Regardless of social class or hospital setting, Duff and Hollingshead found universal evasion, even deception on the part of physicians and families about illnesses leading to death. Patients were isolated in their dying and subject to hopeless, painful, and expensive treatments so house staff could learn and physicians could hold out hope to families. We’re doing everything possible, they’d say, a cure is just around the corner. House staff told researchers about chilling interactions with the families of dying ward patients to gain permission for autopsies to aid instruction. “I’m sure no New York cop ever beat a confession out of anybody as hard as we beat postmortems out of people sometimes,” one resident said.
Doctors universally focused on the patient’s physical illness, the disease in the body, not the person. As a result, more than a third of the 161 patients were misdiagnosed because personal factors surrounding the illness were ignored. Family dynamics, life history, employment conditions, emotional concerns, such as fear of death or disability, and mental illness were disregarded. Patients also put their faith in physical examinations and laboratory results and did not communicate with doctors.
In the end-of-the-book summary and afterthoughts, Duff and Hollingshead offered the following suggestions: better health insurance programs, the creation of patient advocates within the hospital, and encouragement for patients to express their feelings to physicians in order to receive better care.

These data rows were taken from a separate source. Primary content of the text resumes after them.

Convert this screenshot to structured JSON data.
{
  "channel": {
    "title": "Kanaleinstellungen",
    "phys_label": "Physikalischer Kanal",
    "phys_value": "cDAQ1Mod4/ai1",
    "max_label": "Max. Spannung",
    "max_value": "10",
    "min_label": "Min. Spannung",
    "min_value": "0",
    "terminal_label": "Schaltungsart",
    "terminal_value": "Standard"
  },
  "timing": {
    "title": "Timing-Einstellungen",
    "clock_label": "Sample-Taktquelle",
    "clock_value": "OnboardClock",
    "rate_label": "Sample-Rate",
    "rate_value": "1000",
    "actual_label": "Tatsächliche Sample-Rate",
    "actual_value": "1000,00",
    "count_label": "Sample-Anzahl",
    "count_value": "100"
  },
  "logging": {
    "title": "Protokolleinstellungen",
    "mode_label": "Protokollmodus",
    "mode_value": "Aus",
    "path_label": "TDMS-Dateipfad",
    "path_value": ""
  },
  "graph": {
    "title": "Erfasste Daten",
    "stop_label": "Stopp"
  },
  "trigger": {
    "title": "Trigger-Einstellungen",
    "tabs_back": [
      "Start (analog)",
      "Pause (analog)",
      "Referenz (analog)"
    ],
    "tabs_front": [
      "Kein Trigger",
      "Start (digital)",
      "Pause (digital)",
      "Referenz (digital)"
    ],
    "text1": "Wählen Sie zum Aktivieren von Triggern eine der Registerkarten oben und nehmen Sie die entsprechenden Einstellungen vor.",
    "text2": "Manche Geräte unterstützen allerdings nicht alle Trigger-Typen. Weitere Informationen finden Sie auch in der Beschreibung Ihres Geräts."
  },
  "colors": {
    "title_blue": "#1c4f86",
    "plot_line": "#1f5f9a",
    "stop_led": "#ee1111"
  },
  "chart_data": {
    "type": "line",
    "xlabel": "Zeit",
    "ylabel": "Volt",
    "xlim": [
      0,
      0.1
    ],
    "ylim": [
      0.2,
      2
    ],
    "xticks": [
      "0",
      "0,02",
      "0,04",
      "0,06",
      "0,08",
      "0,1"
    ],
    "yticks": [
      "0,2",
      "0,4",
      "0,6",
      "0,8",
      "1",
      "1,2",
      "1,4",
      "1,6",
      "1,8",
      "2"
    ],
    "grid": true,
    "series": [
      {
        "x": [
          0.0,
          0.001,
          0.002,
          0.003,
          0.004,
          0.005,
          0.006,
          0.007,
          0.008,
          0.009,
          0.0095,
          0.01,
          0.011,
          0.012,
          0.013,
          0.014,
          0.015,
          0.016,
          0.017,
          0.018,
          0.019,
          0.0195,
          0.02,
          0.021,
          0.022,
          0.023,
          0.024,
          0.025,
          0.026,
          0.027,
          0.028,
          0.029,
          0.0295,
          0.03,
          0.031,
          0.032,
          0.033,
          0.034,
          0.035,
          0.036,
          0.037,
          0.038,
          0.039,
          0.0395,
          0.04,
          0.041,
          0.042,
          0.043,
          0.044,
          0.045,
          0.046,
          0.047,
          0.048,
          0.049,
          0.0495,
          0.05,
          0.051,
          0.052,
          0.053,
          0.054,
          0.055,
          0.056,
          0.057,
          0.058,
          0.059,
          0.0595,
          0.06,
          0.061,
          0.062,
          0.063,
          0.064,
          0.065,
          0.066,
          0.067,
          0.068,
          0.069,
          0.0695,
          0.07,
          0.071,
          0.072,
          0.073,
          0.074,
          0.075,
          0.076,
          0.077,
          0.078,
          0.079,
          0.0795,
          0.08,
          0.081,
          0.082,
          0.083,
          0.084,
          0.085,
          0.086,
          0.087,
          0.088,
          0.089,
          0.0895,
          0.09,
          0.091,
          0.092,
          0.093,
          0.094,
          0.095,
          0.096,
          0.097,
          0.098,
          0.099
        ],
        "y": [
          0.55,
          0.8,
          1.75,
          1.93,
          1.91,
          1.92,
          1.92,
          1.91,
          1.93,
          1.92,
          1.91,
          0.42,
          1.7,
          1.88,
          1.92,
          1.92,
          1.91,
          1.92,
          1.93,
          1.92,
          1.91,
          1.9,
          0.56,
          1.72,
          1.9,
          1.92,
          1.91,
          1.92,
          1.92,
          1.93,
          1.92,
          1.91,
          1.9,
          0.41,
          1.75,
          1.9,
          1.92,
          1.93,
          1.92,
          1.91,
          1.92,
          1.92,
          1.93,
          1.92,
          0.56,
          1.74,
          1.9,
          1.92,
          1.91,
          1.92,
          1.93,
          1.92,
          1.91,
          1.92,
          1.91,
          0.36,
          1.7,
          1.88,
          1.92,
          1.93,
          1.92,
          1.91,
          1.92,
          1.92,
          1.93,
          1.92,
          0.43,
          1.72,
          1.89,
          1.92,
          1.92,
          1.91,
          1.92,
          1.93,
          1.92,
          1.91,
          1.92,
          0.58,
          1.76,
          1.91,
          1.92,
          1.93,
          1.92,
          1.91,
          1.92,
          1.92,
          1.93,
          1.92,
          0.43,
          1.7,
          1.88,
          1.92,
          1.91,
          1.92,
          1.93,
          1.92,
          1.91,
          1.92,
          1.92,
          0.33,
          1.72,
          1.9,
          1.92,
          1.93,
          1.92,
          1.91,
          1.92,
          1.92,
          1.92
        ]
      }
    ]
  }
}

Ah, there’s the rub, I thought while reading. How honest are we? How many of us really face the truth about ourselves and our faults, let alone reveal our true selves to others?
After Sick and Society, my father focused on improving care in the newborn special care unit, today called the Newborn Intensive Care Unit or NICU, and directed a research study on pediatric practice. One of his colleagues shepherded that book into print after my father’s stroke in 1986. I read Assessing Pediatric Practice in my early forties—my father’s age when Sickness and Society was published—and will re-read his second book this year, too.
I think my father’s work made a difference, given the “focus on the person” experiences I have these days with a large university hospital—different from the one in the research study—and regular solicitation of patient feedback. But we are still human beings. Only by admitting the truth and struggles in ourselves will we be able to treat others well, especially the most vulnerable: the very young and the very sick.